Task: Show, from the records below, all lines that contain the word "example".
(Supplied data)
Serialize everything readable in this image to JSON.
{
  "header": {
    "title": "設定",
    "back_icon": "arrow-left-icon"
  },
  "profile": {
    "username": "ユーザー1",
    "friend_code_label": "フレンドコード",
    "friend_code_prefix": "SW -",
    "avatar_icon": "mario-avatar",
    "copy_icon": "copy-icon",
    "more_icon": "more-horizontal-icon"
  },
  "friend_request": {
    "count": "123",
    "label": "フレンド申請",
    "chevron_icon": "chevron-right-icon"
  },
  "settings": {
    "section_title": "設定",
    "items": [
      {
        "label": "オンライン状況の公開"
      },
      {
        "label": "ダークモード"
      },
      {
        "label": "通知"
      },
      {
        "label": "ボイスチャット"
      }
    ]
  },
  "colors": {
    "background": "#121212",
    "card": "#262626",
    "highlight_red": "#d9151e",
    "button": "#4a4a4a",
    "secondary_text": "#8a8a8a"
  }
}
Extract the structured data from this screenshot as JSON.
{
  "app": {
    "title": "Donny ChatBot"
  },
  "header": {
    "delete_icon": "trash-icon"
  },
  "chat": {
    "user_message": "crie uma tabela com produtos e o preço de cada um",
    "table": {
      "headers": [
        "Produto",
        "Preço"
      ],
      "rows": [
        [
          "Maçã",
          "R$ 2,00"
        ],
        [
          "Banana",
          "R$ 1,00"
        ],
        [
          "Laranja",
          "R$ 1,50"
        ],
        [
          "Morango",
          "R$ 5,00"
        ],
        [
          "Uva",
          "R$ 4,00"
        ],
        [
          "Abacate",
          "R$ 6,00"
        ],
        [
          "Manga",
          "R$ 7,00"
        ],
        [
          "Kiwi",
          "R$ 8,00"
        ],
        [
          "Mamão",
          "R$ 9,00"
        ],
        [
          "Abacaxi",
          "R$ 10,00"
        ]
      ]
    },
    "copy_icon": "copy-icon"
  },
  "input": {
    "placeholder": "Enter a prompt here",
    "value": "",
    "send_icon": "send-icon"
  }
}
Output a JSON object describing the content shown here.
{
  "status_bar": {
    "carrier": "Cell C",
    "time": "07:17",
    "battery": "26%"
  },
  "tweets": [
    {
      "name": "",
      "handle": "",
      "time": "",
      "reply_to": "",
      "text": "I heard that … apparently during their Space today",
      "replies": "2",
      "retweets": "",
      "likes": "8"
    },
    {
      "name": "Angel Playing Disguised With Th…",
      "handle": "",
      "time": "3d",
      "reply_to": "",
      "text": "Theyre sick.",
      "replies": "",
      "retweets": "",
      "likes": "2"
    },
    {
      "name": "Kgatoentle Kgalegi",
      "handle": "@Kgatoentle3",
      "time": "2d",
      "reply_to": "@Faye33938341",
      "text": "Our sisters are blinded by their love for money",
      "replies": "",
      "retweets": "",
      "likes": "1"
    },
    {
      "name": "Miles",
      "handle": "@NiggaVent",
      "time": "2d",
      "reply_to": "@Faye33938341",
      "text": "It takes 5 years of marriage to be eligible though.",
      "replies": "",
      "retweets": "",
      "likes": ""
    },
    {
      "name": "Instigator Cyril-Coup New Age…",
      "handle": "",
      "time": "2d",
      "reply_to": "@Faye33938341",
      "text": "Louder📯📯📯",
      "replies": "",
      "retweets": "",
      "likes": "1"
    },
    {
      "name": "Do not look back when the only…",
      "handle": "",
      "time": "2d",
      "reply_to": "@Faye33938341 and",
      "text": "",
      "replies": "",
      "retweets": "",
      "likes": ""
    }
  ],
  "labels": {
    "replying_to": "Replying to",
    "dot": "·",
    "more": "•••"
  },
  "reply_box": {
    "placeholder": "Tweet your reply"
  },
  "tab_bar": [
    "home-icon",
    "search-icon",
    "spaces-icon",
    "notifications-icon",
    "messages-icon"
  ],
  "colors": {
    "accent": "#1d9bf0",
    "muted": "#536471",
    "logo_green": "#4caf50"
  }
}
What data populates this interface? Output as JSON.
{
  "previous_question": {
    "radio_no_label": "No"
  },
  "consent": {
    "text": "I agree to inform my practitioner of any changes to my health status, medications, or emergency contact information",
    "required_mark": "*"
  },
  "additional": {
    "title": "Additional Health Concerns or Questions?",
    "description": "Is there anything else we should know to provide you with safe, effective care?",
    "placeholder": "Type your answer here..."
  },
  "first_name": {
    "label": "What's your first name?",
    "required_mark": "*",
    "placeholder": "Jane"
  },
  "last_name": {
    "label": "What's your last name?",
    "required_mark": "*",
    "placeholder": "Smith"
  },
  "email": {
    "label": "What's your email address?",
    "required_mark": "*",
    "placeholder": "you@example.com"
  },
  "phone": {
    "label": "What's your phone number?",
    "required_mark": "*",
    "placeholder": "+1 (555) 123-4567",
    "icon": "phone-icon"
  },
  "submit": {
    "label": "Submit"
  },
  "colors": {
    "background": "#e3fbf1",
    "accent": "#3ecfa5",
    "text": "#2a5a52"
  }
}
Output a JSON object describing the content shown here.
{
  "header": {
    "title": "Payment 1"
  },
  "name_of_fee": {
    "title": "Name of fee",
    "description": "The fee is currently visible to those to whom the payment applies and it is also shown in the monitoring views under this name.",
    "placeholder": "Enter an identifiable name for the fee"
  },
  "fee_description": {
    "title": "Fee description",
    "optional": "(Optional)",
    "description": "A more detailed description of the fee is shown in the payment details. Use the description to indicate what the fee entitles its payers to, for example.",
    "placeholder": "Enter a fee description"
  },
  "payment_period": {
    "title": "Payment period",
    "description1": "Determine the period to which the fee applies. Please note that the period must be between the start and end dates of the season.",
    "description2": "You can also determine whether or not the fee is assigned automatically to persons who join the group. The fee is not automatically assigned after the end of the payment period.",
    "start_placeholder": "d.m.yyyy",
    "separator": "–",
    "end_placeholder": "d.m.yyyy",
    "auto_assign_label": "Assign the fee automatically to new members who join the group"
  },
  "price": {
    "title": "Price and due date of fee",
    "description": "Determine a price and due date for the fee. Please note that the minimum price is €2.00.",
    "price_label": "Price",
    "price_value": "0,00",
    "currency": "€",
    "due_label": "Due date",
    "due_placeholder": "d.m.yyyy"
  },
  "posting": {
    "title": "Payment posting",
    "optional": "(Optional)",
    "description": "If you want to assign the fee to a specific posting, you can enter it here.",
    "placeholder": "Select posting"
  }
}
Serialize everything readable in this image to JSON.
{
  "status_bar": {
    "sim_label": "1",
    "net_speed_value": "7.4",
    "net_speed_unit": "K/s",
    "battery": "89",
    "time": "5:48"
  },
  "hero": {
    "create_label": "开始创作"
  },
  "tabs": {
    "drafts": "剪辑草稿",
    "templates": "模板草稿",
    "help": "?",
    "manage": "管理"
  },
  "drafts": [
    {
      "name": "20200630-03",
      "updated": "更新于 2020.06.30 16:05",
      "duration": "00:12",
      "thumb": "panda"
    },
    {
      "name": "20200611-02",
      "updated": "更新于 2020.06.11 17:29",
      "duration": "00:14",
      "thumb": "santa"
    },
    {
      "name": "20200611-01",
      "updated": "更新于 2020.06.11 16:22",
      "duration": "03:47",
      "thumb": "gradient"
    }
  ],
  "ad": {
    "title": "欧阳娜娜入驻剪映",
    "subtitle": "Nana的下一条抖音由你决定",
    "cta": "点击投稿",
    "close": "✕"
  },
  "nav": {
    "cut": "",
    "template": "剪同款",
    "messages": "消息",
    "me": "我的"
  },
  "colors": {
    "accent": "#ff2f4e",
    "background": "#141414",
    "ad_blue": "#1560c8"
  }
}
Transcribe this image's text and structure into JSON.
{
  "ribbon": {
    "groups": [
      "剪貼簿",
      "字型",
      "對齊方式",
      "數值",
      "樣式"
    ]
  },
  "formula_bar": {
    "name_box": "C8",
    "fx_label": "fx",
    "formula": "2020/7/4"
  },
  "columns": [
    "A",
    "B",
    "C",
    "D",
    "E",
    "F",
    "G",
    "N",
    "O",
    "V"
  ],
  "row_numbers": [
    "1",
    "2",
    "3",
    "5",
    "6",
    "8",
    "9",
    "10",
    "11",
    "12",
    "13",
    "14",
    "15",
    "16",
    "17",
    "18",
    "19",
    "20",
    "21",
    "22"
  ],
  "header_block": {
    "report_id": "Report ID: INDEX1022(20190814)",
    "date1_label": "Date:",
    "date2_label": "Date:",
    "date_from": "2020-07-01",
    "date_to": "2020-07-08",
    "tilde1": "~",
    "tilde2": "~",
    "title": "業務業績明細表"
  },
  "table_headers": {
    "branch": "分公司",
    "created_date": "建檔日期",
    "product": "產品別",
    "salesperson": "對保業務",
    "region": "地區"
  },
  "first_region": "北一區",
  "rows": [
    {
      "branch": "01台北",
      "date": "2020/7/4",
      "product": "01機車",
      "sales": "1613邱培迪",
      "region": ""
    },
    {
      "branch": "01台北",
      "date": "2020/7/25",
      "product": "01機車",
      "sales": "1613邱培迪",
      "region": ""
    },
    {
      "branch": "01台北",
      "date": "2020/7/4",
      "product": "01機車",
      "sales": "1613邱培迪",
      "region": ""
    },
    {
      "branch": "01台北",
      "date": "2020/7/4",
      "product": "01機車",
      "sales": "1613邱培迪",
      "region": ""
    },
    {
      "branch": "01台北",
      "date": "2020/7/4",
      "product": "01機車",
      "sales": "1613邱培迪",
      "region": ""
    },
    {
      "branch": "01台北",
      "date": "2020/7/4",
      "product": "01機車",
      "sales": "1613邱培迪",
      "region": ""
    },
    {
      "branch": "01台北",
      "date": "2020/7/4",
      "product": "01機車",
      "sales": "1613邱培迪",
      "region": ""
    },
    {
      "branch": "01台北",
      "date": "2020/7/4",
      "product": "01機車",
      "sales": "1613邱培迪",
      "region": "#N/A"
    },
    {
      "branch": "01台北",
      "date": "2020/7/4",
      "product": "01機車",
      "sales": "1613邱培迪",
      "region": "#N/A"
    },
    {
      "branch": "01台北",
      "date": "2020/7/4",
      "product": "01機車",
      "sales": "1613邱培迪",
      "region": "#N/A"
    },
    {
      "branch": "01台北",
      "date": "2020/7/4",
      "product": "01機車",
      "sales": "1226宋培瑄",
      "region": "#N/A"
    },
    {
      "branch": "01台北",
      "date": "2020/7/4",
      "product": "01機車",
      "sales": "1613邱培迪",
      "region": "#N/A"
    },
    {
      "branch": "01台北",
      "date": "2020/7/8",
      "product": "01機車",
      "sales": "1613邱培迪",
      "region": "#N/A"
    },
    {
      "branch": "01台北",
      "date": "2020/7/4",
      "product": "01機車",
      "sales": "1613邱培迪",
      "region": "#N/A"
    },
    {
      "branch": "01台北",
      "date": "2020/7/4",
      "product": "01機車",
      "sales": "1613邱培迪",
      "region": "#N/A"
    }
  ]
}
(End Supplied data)
Written response:
    "placeholder": "you@example.com"
    "description": "A more detailed description of the fee is shown in the payment details. Use the description to indicate what the fee entitles its payers to, for example.",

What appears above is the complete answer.